White Sox 10, Mariners 4: The White Sox had been losing badly and losing big of late, so putting up seven runs in the first two innings had to make them feel better, at least for one day. They started the game with seven straight hits. Jose Abreu hit two homers and had four hits in all, and six other Pale Hose had an RBI each. Yoan Moncada went 3-for-5 and scored three times.

Angels 2, Astros 0Tyler Skaggs tossed seven shutout innings and Justin Anderson and Keynan Middleton each blanked Houston for a frame to complete the shutout. A Kole Calhoun RBI single and a Justin Upton RBI double was all the scoring the Halos needed. The loss snapped Houston’s six-game winning streak.

Padres 13, Rockies 5: San Diego jumped out to a 4-0 lead in the first but it was 4-4 after the bottom half of the inning. The Rockies scored once in the third but the Padres put up nine in the seventh, and that is usually too much to overcome, even in Coors Field. Carlos Asuaje homered and drove in four, Wil Myers had four hits and drove in two and Franchy Cordero, Cory Spangenberg and Matt Szczur each drove in a couple as well.

Dodgers 2, Marlins 1: Welcome to the big leagues, Walker Buehler. The Dodgers prospect made his big league debut and shut out the Marlins for five innings, striking out five while struggling a bit with his command. He didn’t get the win because Jaime Garcia was pretty stingy, allowing only one run over six, but Enrique Hernandez homered in the fourth and Cody Bellinger hit a sac fly in the eighth to give the Dodgers the win. The Dodgers remain hot, moving to 11-10 with their seventh win in eight games.

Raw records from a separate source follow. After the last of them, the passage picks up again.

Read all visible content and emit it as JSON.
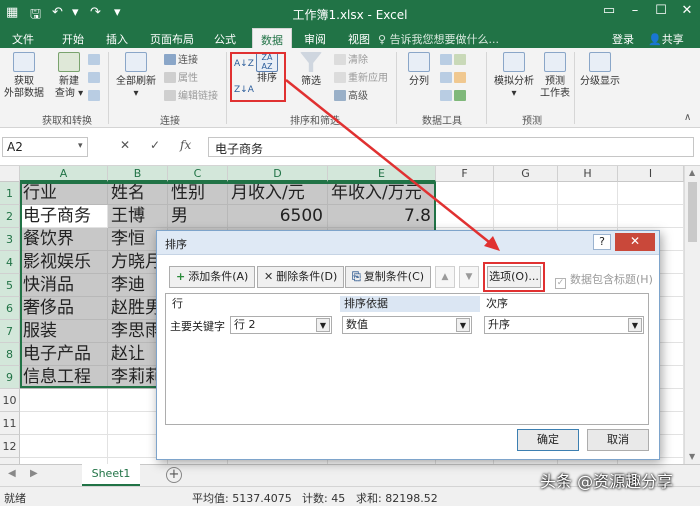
{
  "window": {
    "title": "工作簿1.xlsx - Excel",
    "login": "登录",
    "share": "共享",
    "tellme": "告诉我您想要做什么..."
  },
  "tabs": [
    "文件",
    "开始",
    "插入",
    "页面布局",
    "公式",
    "数据",
    "审阅",
    "视图"
  ],
  "active_tab": "数据",
  "ribbon": {
    "get_external": "获取\n外部数据",
    "new_query": "新建\n查询",
    "refresh_all": "全部刷新",
    "connections": "连接",
    "properties": "属性",
    "edit_links": "编辑链接",
    "sort": "排序",
    "filter": "筛选",
    "clear": "清除",
    "reapply": "重新应用",
    "advanced": "高级",
    "split": "分列",
    "whatif": "模拟分析",
    "forecast": "预测\n工作表",
    "outline": "分级显示",
    "groups": {
      "get_transform": "获取和转换",
      "connections": "连接",
      "sort_filter": "排序和筛选",
      "data_tools": "数据工具",
      "forecast": "预测"
    }
  },
  "formula_bar": {
    "name_box": "A2",
    "content": "电子商务",
    "fx": "fx"
  },
  "grid": {
    "columns": [
      "A",
      "B",
      "C",
      "D",
      "E",
      "F",
      "G",
      "H",
      "I"
    ],
    "rows": [
      "1",
      "2",
      "3",
      "4",
      "5",
      "6",
      "7",
      "8",
      "9",
      "10",
      "11",
      "12",
      "13"
    ],
    "data": [
      [
        "行业",
        "姓名",
        "性别",
        "月收入/元",
        "年收入/万元"
      ],
      [
        "电子商务",
        "王博",
        "男",
        "6500",
        "7.8"
      ],
      [
        "餐饮界",
        "李恒",
        "",
        "",
        ""
      ],
      [
        "影视娱乐",
        "方晓月",
        "",
        "",
        ""
      ],
      [
        "快消品",
        "李迪",
        "",
        "",
        ""
      ],
      [
        "奢侈品",
        "赵胜男",
        "",
        "",
        ""
      ],
      [
        "服装",
        "李思雨",
        "",
        "",
        ""
      ],
      [
        "电子产品",
        "赵让",
        "",
        "",
        ""
      ],
      [
        "信息工程",
        "李莉莉",
        "",
        "",
        ""
      ]
    ]
  },
  "sheets": [
    "Sheet1"
  ],
  "status": {
    "ready": "就绪",
    "average": "平均值: 5137.4075",
    "count": "计数: 45",
    "sum": "求和: 82198.52"
  },
  "dialog": {
    "title": "排序",
    "help": "?",
    "close": "✕",
    "add_level": "添加条件(A)",
    "delete_level": "删除条件(D)",
    "copy_level": "复制条件(C)",
    "options": "选项(O)...",
    "has_headers": "数据包含标题(H)",
    "col_headers": {
      "row": "行",
      "sort_on": "排序依据",
      "order": "次序"
    },
    "primary_key_label": "主要关键字",
    "primary_key_value": "行 2",
    "sort_on_value": "数值",
    "order_value": "升序",
    "ok": "确定",
    "cancel": "取消"
  },
  "watermark": "头条 @资源趣分享",
  "colors": {
    "excel_green": "#217346",
    "highlight_red": "#e03131",
    "selection_gray": "#c8c8c8"
  }
}
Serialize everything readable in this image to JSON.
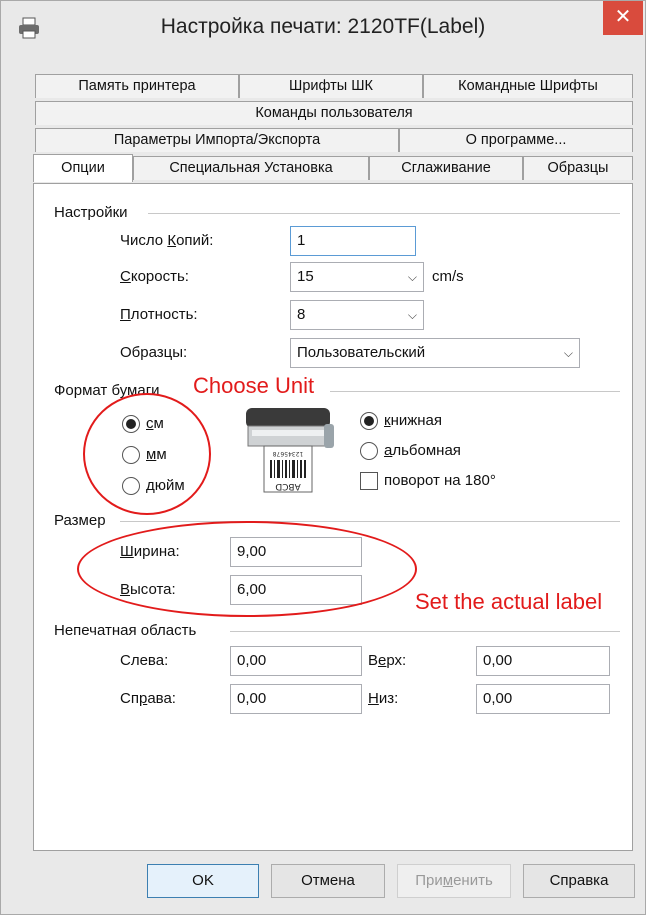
{
  "window": {
    "title": "Настройка печати: 2120TF(Label)",
    "close_glyph": "✕",
    "app_icon": "printer-icon"
  },
  "tabs": {
    "row1": [
      "Память принтера",
      "Шрифты ШК",
      "Командные Шрифты"
    ],
    "row2": [
      "Команды пользователя"
    ],
    "row3": [
      "Параметры Импорта/Экспорта",
      "О программе..."
    ],
    "row4": [
      "Опции",
      "Специальная Установка",
      "Сглаживание",
      "Образцы"
    ],
    "active": "Опции"
  },
  "settings": {
    "group_title": "Настройки",
    "copies_label_pre": "Число ",
    "copies_label_u": "К",
    "copies_label_post": "опий:",
    "copies_value": "1",
    "speed_label_u": "С",
    "speed_label_post": "корость:",
    "speed_value": "15",
    "speed_unit": "cm/s",
    "density_label_u": "П",
    "density_label_post": "лотность:",
    "density_value": "8",
    "samples_label": "Образцы:",
    "samples_value": "Пользовательский"
  },
  "paper": {
    "group_title": "Формат бумаги",
    "units": [
      {
        "label_u": "с",
        "label_post": "м",
        "selected": true
      },
      {
        "label_u": "м",
        "label_post": "м",
        "selected": false
      },
      {
        "label_u": "д",
        "label_post": "юйм",
        "selected": false
      }
    ],
    "portrait_label_u": "к",
    "portrait_label_post": "нижная",
    "landscape_label_u": "а",
    "landscape_label_post": "льбомная",
    "rotate_label": "поворот на 180°",
    "portrait_selected": true,
    "landscape_selected": false,
    "rotate_checked": false,
    "label_preview_text": "ABCD",
    "label_preview_digits": "12345678"
  },
  "size": {
    "group_title": "Размер",
    "width_label_u": "Ш",
    "width_label_post": "ирина:",
    "width_value": "9,00",
    "height_label_u": "В",
    "height_label_post": "ысота:",
    "height_value": "6,00"
  },
  "unprintable": {
    "group_title": "Непечатная область",
    "left_label": "Слева:",
    "left_value": "0,00",
    "right_label_pre": "Сп",
    "right_label_u": "р",
    "right_label_post": "ава:",
    "right_value": "0,00",
    "top_label_pre": "В",
    "top_label_u": "е",
    "top_label_post": "рх:",
    "top_value": "0,00",
    "bottom_label_u": "Н",
    "bottom_label_post": "из:",
    "bottom_value": "0,00"
  },
  "buttons": {
    "ok": "OK",
    "cancel": "Отмена",
    "apply_pre": "При",
    "apply_u": "м",
    "apply_post": "енить",
    "help": "Справка"
  },
  "annotations": {
    "choose_unit": "Choose Unit",
    "set_label": "Set the actual label",
    "color": "#e21b1b"
  }
}
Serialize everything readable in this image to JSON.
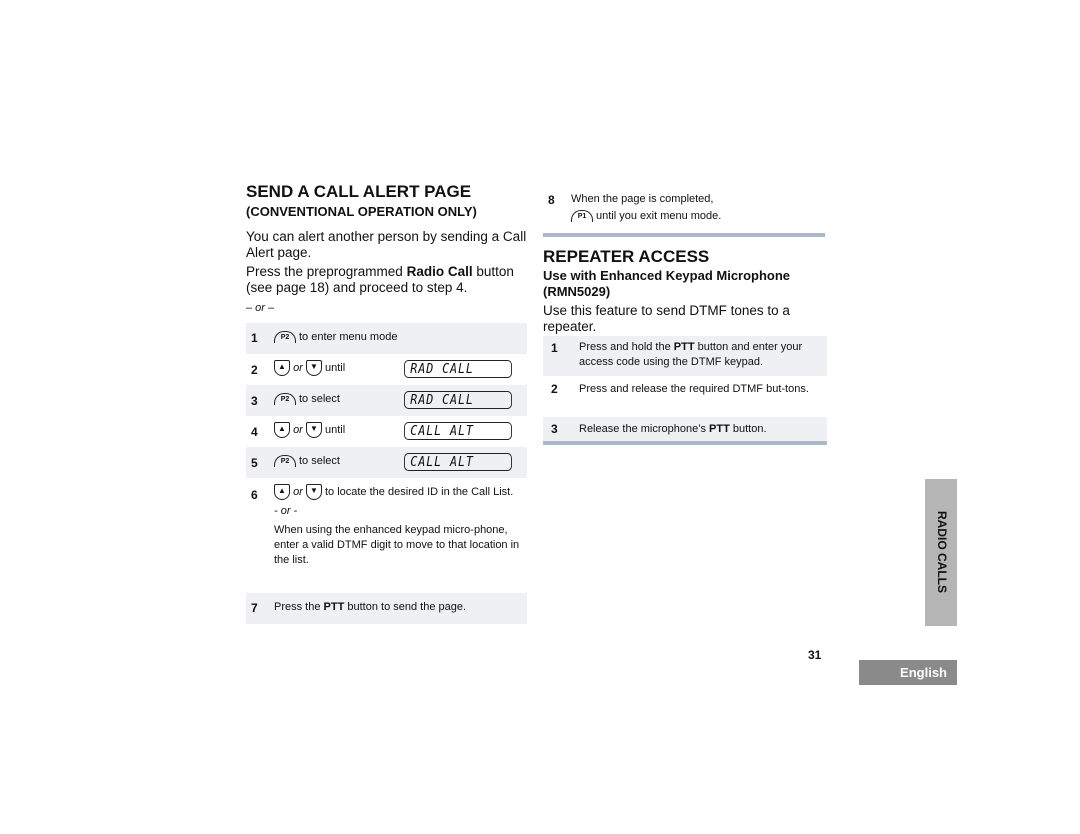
{
  "left": {
    "title": "SEND A CALL ALERT PAGE",
    "subtitle": "(CONVENTIONAL OPERATION ONLY)",
    "para1": "You can alert another person by sending a Call Alert page.",
    "para2_pre": "Press the preprogrammed ",
    "para2_bold": "Radio Call",
    "para2_post": " button (see page 18) and proceed to step 4.",
    "or": "– or –",
    "steps": [
      {
        "num": "1",
        "button": "P2",
        "text": "to enter menu mode"
      },
      {
        "num": "2",
        "or": "or",
        "text": "until",
        "display": "RAD CALL"
      },
      {
        "num": "3",
        "button": "P2",
        "text": "to select",
        "display": "RAD CALL"
      },
      {
        "num": "4",
        "or": "or",
        "text": "until",
        "display": "CALL ALT"
      },
      {
        "num": "5",
        "button": "P2",
        "text": "to select",
        "display": "CALL ALT"
      },
      {
        "num": "6",
        "or": "or",
        "text": "to locate the desired ID in the Call List.",
        "or2": "- or -",
        "text2": "When using the enhanced keypad micro-phone, enter a valid DTMF digit to move to that location in the list."
      },
      {
        "num": "7",
        "pre": "Press the ",
        "bold": "PTT",
        "post": " button to send the page."
      }
    ]
  },
  "right": {
    "step8": {
      "num": "8",
      "text": "When the page is completed,",
      "button": "P1",
      "text2": "until you exit menu mode."
    },
    "title": "REPEATER ACCESS",
    "subtitle": "Use with Enhanced Keypad Microphone (RMN5029)",
    "para": "Use this feature to send DTMF tones to a repeater.",
    "steps": [
      {
        "num": "1",
        "pre": "Press and hold the ",
        "bold": "PTT",
        "post": " button and enter your access code using the DTMF keypad."
      },
      {
        "num": "2",
        "pre": "Press and release the required DTMF but-tons.",
        "bold": "",
        "post": ""
      },
      {
        "num": "3",
        "pre": "Release the microphone’s ",
        "bold": "PTT",
        "post": " button."
      }
    ]
  },
  "side_tab": "RADIO CALLS",
  "page_number": "31",
  "language_tab": "English"
}
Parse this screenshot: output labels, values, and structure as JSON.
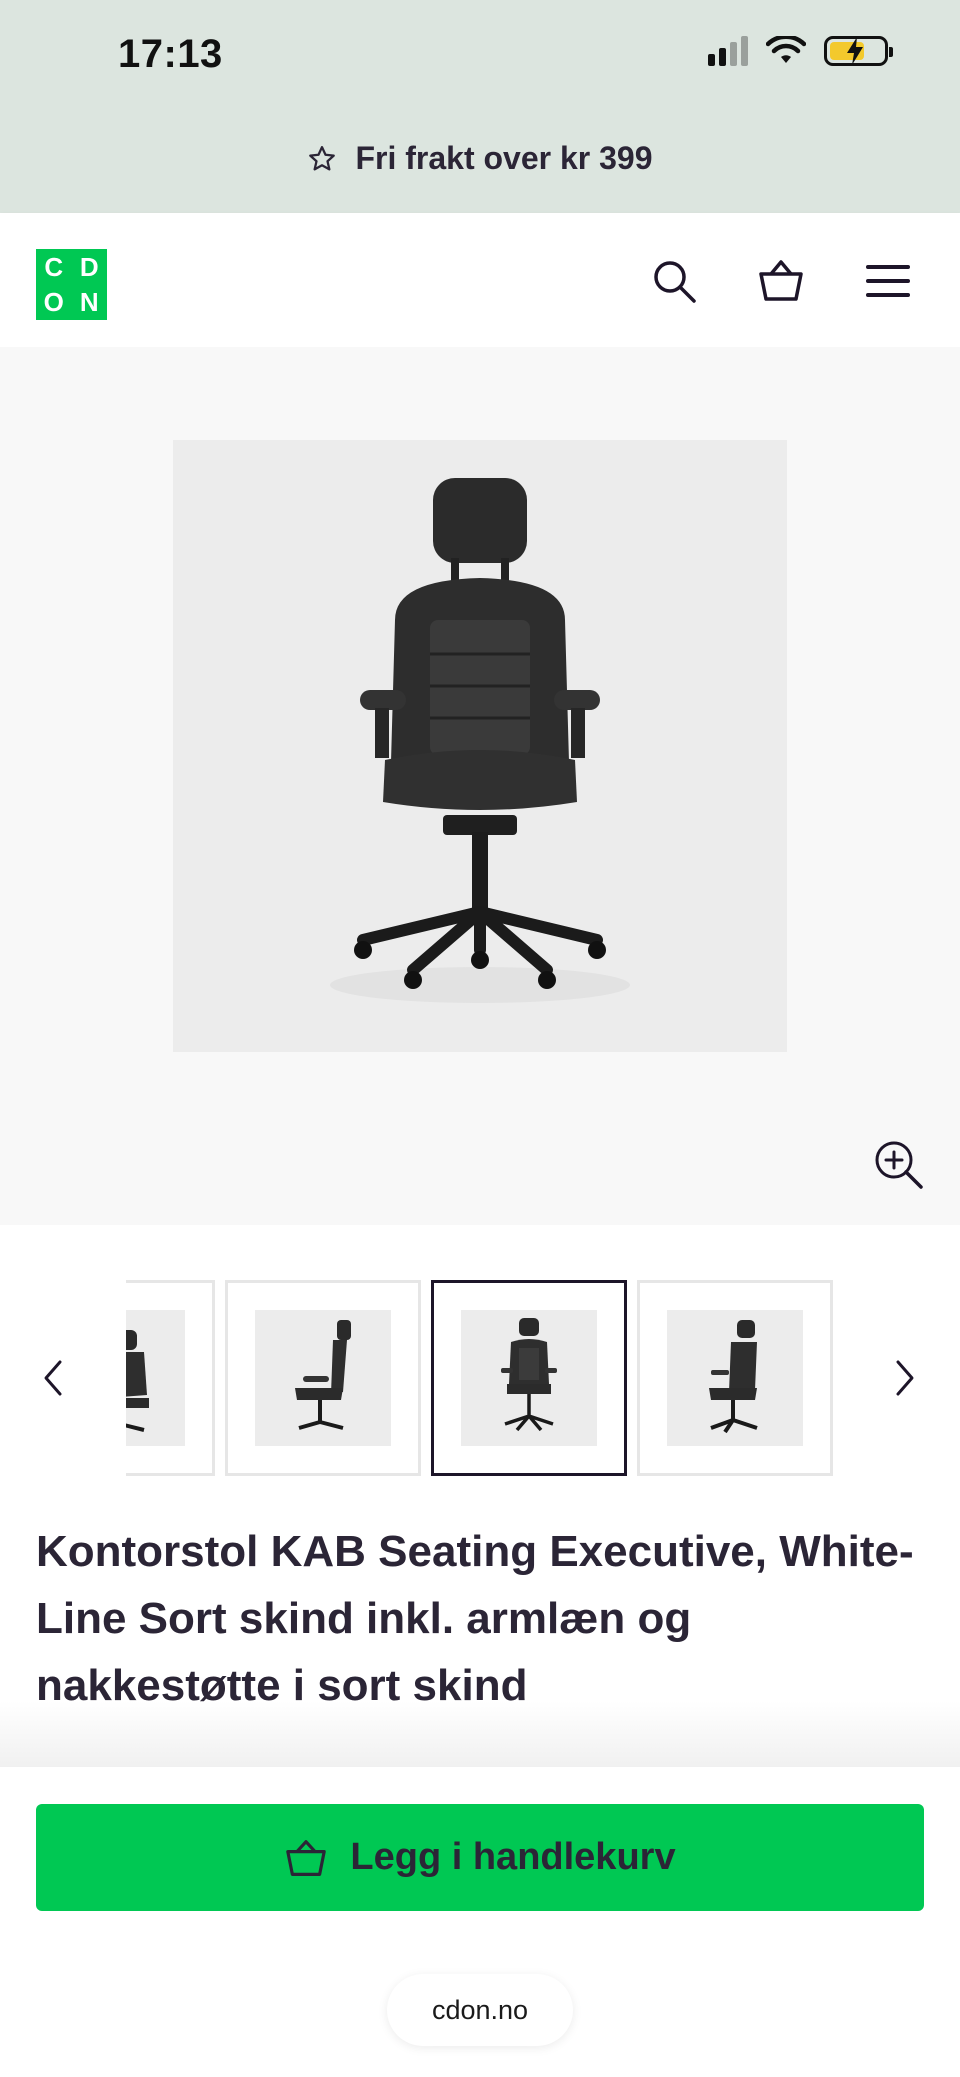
{
  "status_bar": {
    "time": "17:13"
  },
  "promo": {
    "icon": "star-icon",
    "text": "Fri frakt over kr 399"
  },
  "header": {
    "logo_letters": [
      "C",
      "D",
      "O",
      "N"
    ],
    "logo_color": "#00c853",
    "icons": [
      "search-icon",
      "basket-icon",
      "menu-icon"
    ]
  },
  "gallery": {
    "main_image": "office-chair-front-view",
    "thumbnails": [
      "chair-side-partial",
      "chair-side-view",
      "chair-front-view",
      "chair-three-quarter-view"
    ],
    "active_thumbnail": 2
  },
  "product": {
    "title": "Kontorstol KAB Seating Executive, White-Line Sort skind inkl. armlæn og nakkestøtte i sort skind"
  },
  "cta": {
    "label": "Legg i handlekurv",
    "color": "#00c853"
  },
  "browser": {
    "url": "cdon.no"
  }
}
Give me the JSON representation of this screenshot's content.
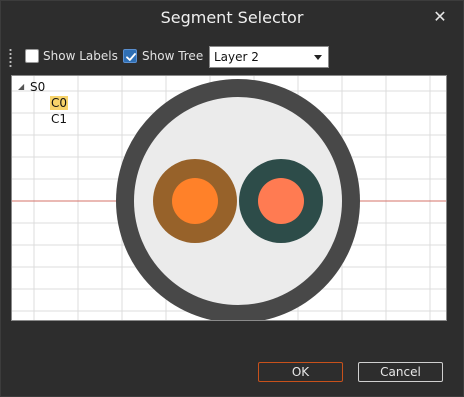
{
  "window": {
    "title": "Segment Selector",
    "close_glyph": "✕"
  },
  "toolbar": {
    "show_labels": {
      "label": "Show Labels",
      "checked": false
    },
    "show_tree": {
      "label": "Show Tree",
      "checked": true
    },
    "layer_select": {
      "value": "Layer 2"
    }
  },
  "tree": {
    "root": {
      "label": "S0",
      "expander": "◢"
    },
    "children": [
      {
        "label": "C0",
        "selected": true
      },
      {
        "label": "C1",
        "selected": false
      }
    ]
  },
  "colors": {
    "outer_ring": "#484848",
    "inner_fill": "#ebebeb",
    "segment_left_outer": "#97622a",
    "segment_left_inner": "#ff8129",
    "segment_right_outer": "#2d4c49",
    "segment_right_inner": "#ff7b52",
    "axis_line": "#d4736a",
    "grid": "#dcdcdc",
    "selection_highlight": "#f7d36a",
    "ok_border": "#c8511b"
  },
  "buttons": {
    "ok": "OK",
    "cancel": "Cancel"
  }
}
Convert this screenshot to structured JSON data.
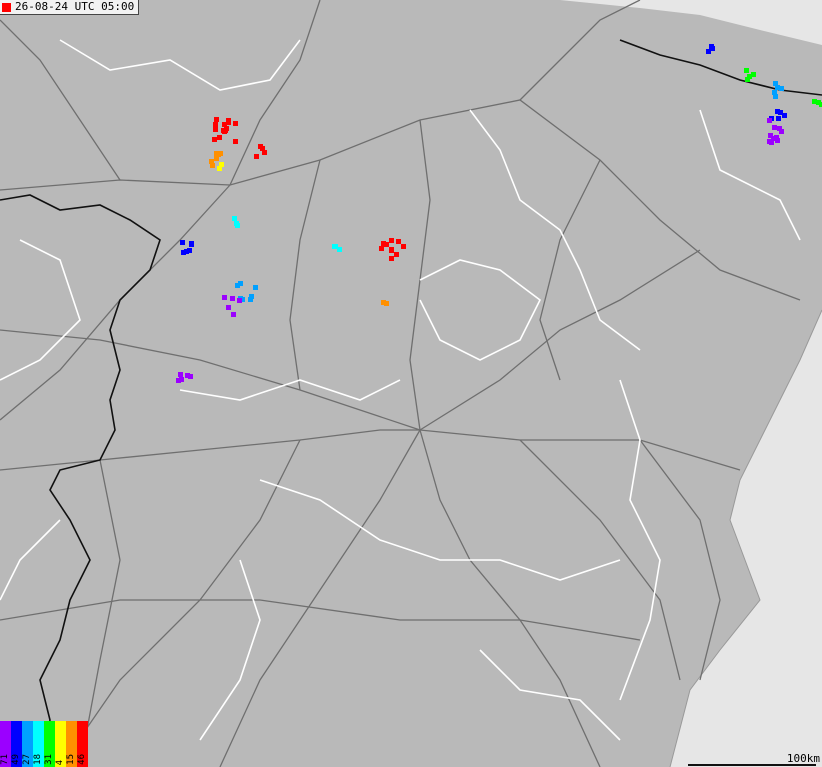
{
  "header": {
    "timestamp": "26-08-24 UTC 05:00",
    "marker_color": "#ff0000"
  },
  "legend": [
    {
      "label": "71",
      "color": "#9b00ff"
    },
    {
      "label": "49",
      "color": "#0000ff"
    },
    {
      "label": "27",
      "color": "#00a0ff"
    },
    {
      "label": "18",
      "color": "#00ffff"
    },
    {
      "label": "31",
      "color": "#00ff00"
    },
    {
      "label": "4",
      "color": "#ffff00"
    },
    {
      "label": "15",
      "color": "#ff9000"
    },
    {
      "label": "46",
      "color": "#ff0000"
    }
  ],
  "scale": {
    "label": "100km"
  },
  "map_colors": {
    "land": "#b9b9b9",
    "sea": "#e6e6e6",
    "roads": "#6f6f6f",
    "borders": "#ffffff",
    "country_border": "#111111"
  }
}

Giants 4, Nationals 2: The Giants beat the Nats thanks in part to a Mac Williamson two-run homer that flew 464 feet and another run he knocked in via a fielder’s choice. Buster Posey also singled in a run. All the Nats could muster on offense was a pair of sac flies. They were supposed to run away with the NL East but they’re in fourth place, 5.5 games out. It’s early, but no, that’s not what you want.